Sing it, Alex
I have stacks of old cassette tapes from piping schools and competitions and private lessons from the 1970s, ’80s and ’90s. When Bert Barr died suddenly on September 24th I was sad for his family and friends, and that the piping and drumming lost this quiet and unassuming giant of the game.
I didn’t know him well, but I was well aware of his importance in the art. About five years ago I tried to convince him to do an interview. Most interviewees don’t take much, if any, persuading, but there have been two people over the years who have just flat-out refused. Bob Hardie was one and Bert Barr was the other. Despite my attempts to change his mind, Bert Barr insisted that people aren’t interested in what he had to say. Even though I and many, many others feel that the interviews are important educational and historical documents, Barr simply didn’t want to be seen as being self-promotional.
But I remembered that, somewhere in my collection of old cassettes, there was one that included something of Bert Barr. I used to like to get little recordings of unusual things. (In high school, my near-delinquent friends and I would carry around this boom-box and scout out recording artists at their sound-checks. We’d try to get members of the band to say things on tape, and I actually have a recording somewhere of an 18-year-old Paul Hewson, better known as Bono, saying how his “best friends in St. Louis are Andy, Keith and Rick.” True story.)

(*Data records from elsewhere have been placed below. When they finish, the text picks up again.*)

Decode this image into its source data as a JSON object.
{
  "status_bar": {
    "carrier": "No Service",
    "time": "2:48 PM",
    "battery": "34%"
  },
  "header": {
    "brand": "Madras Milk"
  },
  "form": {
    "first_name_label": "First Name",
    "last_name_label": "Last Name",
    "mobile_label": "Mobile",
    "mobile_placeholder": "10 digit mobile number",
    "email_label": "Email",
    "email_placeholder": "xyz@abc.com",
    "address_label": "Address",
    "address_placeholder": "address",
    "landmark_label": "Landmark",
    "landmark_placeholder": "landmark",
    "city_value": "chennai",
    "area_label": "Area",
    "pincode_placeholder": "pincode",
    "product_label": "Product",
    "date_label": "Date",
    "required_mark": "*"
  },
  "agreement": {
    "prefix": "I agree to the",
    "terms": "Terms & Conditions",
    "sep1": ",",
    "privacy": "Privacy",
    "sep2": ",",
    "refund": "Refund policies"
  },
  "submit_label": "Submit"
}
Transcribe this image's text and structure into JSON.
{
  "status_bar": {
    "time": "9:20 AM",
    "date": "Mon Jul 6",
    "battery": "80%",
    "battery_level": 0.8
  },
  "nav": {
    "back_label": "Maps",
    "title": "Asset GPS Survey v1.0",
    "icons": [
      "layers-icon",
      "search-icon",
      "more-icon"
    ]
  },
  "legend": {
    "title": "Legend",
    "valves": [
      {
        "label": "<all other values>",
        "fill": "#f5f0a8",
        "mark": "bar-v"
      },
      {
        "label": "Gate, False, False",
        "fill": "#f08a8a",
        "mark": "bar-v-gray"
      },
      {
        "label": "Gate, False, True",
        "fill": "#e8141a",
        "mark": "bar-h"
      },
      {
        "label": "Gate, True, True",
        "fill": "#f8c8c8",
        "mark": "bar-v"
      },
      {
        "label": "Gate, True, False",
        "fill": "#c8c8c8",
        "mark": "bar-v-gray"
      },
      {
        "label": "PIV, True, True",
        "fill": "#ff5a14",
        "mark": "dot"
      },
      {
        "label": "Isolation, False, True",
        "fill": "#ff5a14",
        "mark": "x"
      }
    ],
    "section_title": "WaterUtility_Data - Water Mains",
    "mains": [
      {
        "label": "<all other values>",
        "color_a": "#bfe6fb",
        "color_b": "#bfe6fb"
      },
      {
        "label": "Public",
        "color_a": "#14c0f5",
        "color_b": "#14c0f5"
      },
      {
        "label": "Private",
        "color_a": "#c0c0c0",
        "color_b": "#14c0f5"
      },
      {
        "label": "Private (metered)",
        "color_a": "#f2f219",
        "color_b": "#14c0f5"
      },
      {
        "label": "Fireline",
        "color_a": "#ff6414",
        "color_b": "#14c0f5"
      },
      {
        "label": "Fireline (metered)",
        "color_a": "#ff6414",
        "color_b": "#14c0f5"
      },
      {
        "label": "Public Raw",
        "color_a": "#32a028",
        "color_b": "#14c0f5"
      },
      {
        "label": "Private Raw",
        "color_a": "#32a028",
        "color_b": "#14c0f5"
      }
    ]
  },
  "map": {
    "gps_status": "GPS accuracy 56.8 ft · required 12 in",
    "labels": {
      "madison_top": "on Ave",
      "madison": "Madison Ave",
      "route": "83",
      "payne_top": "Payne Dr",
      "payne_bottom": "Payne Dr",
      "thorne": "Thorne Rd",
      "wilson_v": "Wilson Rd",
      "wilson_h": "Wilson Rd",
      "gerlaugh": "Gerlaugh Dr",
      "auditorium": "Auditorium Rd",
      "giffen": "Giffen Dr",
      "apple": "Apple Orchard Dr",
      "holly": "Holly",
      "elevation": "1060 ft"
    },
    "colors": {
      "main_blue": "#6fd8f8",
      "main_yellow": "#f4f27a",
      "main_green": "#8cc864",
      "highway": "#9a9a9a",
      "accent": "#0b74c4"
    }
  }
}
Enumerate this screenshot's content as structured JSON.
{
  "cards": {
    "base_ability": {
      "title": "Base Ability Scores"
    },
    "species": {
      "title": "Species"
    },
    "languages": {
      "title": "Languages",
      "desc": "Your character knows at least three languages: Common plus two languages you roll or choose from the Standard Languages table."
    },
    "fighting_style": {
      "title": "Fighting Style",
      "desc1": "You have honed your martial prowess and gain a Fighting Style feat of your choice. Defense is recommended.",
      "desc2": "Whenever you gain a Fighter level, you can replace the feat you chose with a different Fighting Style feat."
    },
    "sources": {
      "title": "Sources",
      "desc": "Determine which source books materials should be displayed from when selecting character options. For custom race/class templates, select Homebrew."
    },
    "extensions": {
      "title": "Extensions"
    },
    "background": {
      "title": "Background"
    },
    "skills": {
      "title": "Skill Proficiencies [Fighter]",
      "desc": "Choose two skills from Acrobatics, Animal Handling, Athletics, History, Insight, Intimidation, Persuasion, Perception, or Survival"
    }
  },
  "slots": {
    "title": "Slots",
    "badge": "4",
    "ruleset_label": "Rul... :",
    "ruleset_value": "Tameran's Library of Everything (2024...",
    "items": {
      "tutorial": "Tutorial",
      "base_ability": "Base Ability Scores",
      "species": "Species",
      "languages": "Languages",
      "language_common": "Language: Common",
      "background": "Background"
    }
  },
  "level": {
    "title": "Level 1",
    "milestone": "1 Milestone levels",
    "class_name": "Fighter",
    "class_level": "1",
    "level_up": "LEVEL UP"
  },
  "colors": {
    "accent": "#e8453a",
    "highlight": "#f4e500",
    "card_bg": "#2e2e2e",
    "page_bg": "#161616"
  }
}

Anyway, in 1979 the unusual 3/4 march, “J.K. Cairns,” by Archie Cairns was hitting the big-time. Seriously. Shotts & Dykehead Caledonia featured the tune in one of their medleys. So when I found myself at a piping school with Alex Duthart and Bert Barr, the two of them were quite keen on the tune. They both liked to sing it; I just had to get them on tape.
So, here is the little recording that I made and saved. Alex Duthart does the singing (and the hilarious yodeling at the end), while Bert Barr provides the bom-bom tenor embellishments. In there somewhere, too, is Harry McNulty providing further ensemble depth.
My favourite part of the snippet is Barr saying, “Sing it, Alex” between two of the phrases. There’s something about this little recording that I think shows the fun that Barr and Duthart had shared.
Since the World Solo Drumming is this Saturday, I thought it might be timely to share it.
So that’s what you were doing last weekend! Very cool!!
Andrew…thanks for the memories…well I remember that voice and the great times we had…. the music was always there…. Captain
Good, clear recording … puts the listener in the room. He could put ‘the song’ into any tune. Similar recordings of “Donald Cameron” and “Flora Duncan” from Tommy Kee’s tapes made at the ’79 Balmoral School equally impress. But it’s a rendering of “Dolina McKay”, while he plays along on a Cameron pad, that stands out as one of the truly amazing examples of jazz married to rudimental drumming that he was known for. “It’s a good wee tune if everybody gets it.”
Thanks for this.
Thanks for the memories…Alex & Bert were instructors at my school and I (like a few others) have “snippets” of conversations, songs and stories. Oh, the stories…
I am not a drummer but in my opinion no matter how great Alex is perceived for his playing and compositions, his finest asset was he was truly one of the finest individuals I have ever had the pleasure of knowing.
This leads to a “reality check.” What is happening to all those cassette (even reel to reel) tapes? I am NOT referring to tunes being played. It’s the conversations and stories and their preservation I am concerned about.
Any suggestions on a reputable person experienced at transferring old tape recordings into a more permanent format? I would have no problem lending tapes provided I could get a permanent format copy in return and there would be someplace where they could be freely listened to by people who might be interested in that sort of thing.
It’s actually not too difficult to do. You can download freeware such as Audacity which will you allow you to record directly to your sound card and you can then output it in various formats, including mp3.
All the hardware you need is a stereo jack to connect the headphone socket of your stereo to the line in socket on your sound card on your PC/laptop.
A search of the web should give you tutorials on using Audacity if need be but I’ve used it and it’s pretty straight forward.